As people around the world organize for future societies where respect for life is paramount, many are looking for examples of how it can be done. We believe that Rojava can offer immense guidance and hope in that respect. Caught in between an imperialist proxy war in Syria, Turkish colonialism, and one of the strongest terrorist organizations the region has seen, the Kurdish freedom movement has managed to build a society where power remains firmly in the hands of the people. Rojava’s implementation of democratic confederalism has resulted in autonomous communities that practice alternative justice, ensure their own safety, improve environmental sustainability, and much more.
Just as the region’s political system has been rebuilt from the bottom up, so too conflict resolution is now handled at the local level by community members. This is done through neighborhood-based reconciliation committees that function as part of Rojava’s commune system. Women’s houses are a similar mechanism of restorative justice, but one that was set up specifically to protect women’s rights when it comes to family and marital issues. Similar to the revolutionary movement’s attempt to communalize politics and economy through the construction of communes and cooperatives, the new justice mechanisms aim to communalize conflict resolution. Community members now have a place to come together to handle disputes by themselves without outside actors and institutions such as courts.

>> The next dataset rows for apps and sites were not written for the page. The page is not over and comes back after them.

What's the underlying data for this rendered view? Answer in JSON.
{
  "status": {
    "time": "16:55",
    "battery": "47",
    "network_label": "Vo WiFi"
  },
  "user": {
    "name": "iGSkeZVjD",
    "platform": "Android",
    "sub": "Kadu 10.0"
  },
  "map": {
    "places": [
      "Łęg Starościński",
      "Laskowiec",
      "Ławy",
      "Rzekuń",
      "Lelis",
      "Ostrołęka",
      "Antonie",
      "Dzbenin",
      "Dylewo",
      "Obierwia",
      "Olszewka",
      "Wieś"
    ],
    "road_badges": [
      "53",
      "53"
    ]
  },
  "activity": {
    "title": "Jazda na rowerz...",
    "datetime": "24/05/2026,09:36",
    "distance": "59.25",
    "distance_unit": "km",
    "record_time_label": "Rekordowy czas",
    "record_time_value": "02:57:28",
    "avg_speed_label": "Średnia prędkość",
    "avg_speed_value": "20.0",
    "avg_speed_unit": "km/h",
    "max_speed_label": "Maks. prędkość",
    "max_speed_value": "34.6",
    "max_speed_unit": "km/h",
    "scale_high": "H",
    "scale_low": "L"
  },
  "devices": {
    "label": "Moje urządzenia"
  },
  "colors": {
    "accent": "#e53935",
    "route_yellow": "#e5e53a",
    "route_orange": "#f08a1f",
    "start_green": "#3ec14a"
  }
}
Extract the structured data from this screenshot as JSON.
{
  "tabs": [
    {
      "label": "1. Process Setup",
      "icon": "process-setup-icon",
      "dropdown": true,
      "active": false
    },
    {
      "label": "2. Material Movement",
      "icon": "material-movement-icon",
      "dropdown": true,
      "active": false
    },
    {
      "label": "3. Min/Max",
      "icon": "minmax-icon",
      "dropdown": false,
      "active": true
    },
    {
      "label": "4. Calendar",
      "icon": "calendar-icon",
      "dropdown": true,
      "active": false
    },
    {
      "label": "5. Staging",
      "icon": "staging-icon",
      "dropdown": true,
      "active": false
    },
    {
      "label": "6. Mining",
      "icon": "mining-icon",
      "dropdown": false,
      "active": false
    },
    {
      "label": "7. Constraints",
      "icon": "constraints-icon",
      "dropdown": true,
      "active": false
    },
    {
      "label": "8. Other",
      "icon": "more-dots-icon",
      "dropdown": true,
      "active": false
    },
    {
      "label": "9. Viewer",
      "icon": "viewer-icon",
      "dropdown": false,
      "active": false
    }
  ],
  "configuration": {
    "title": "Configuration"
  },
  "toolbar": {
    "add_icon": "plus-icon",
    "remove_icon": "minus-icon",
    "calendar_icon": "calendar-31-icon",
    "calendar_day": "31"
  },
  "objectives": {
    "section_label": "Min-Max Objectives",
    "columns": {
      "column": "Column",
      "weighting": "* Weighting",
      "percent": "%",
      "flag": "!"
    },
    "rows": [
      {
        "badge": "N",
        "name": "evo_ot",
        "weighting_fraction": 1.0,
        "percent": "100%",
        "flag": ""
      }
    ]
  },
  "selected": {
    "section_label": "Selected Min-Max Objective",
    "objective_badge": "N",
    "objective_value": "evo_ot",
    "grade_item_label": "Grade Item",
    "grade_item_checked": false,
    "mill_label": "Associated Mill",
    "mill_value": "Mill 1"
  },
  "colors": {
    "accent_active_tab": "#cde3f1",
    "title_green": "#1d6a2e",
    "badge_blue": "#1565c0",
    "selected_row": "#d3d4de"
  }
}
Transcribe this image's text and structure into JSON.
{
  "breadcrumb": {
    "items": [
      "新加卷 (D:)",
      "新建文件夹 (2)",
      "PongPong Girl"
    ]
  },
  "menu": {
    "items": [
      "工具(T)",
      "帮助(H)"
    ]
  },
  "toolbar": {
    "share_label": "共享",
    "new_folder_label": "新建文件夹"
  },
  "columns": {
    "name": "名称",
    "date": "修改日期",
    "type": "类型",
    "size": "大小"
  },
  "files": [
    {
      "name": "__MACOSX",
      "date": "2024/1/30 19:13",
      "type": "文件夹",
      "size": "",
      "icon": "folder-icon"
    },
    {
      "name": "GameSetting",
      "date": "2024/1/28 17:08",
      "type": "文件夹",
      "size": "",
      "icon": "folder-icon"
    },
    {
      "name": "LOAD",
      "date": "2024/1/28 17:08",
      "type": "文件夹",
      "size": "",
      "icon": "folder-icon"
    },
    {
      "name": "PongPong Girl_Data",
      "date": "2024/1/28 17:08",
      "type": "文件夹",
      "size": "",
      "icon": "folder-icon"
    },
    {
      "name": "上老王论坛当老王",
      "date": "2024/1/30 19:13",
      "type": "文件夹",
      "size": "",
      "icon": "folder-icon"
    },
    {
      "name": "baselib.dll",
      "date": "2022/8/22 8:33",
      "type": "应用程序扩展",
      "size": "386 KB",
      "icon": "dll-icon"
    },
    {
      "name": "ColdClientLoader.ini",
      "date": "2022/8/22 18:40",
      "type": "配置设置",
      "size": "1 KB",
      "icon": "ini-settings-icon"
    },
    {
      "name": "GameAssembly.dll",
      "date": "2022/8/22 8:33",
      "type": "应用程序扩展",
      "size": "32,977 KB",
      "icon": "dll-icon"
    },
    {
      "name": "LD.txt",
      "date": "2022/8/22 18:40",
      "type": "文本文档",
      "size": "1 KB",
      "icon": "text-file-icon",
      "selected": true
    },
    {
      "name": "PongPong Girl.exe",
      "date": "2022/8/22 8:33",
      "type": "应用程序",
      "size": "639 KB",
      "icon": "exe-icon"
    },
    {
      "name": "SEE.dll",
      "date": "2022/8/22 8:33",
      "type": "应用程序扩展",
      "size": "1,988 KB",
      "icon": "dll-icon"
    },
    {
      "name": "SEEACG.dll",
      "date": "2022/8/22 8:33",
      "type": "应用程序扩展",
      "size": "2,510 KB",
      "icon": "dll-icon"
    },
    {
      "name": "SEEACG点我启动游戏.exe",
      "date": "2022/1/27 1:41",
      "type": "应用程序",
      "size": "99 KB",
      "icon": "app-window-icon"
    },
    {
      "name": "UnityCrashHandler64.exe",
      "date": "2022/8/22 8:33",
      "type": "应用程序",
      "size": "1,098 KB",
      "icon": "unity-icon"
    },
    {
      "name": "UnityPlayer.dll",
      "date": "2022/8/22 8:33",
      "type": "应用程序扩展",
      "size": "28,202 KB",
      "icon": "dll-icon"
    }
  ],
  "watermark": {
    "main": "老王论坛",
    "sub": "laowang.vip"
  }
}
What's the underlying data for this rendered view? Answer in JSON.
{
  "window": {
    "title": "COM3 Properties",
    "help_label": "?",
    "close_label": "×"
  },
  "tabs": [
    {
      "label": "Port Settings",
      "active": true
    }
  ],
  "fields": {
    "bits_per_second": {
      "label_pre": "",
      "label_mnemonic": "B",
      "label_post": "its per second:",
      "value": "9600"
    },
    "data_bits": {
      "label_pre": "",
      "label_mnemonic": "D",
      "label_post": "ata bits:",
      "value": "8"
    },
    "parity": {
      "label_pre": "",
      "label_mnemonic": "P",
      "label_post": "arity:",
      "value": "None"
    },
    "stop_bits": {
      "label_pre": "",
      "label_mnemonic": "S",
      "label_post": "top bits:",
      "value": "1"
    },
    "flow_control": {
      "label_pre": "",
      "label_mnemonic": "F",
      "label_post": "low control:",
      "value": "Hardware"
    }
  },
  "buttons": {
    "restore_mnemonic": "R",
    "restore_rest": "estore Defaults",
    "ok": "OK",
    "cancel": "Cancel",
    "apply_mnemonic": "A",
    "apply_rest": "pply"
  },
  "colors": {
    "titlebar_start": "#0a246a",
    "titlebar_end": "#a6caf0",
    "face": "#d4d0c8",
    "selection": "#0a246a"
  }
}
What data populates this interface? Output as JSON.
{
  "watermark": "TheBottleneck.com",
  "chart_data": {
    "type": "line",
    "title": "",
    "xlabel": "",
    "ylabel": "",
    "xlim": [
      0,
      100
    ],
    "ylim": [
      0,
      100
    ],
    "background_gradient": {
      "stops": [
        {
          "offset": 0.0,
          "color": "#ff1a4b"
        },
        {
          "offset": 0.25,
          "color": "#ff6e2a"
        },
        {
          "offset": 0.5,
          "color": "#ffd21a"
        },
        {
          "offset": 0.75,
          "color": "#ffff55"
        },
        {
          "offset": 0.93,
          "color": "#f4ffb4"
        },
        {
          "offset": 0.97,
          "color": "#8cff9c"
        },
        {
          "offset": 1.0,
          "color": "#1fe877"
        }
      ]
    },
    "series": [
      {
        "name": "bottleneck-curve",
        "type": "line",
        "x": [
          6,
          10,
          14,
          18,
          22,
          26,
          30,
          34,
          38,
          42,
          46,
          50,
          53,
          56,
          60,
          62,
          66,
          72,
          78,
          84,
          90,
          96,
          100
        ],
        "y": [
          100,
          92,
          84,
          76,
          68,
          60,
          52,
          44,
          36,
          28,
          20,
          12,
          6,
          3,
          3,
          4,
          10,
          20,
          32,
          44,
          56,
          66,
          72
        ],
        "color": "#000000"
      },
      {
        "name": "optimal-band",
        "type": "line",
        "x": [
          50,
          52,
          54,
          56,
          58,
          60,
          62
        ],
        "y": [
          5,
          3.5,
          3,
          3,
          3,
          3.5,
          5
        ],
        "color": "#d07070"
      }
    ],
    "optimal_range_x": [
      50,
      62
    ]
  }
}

The following quote from Dilar Dirik’s book, The Kurdish Women’s Movement History, Theory, Practice, helps encapsulate the movement’s unique position and potential:
“Democratic Confederalism is not merely a material structure: it is also a moral and political attitude, a way of life, a philosophy, a revolutionary social contract, and it is already under construction in hearts and minds of people who imagine life without the state. In an environment in which politics, citizenship, and democracy are increasingly tied to the state and the capitalist world-system, with neoliberal non-governmental organizations playing a growing role, the Kurdistan freedom movement creates ungovernable organized communities outside of the gaze and control of the state.”
Our workshop would include group activities where participants would share potential solutions to serious issues faced in our communities (ex. prison- industrial complex, institutional racism, poverty) followed by a presentation on Rojava and how they address these issues. We will be joined by several activists who spent time in Rojava volunteering in its various structures.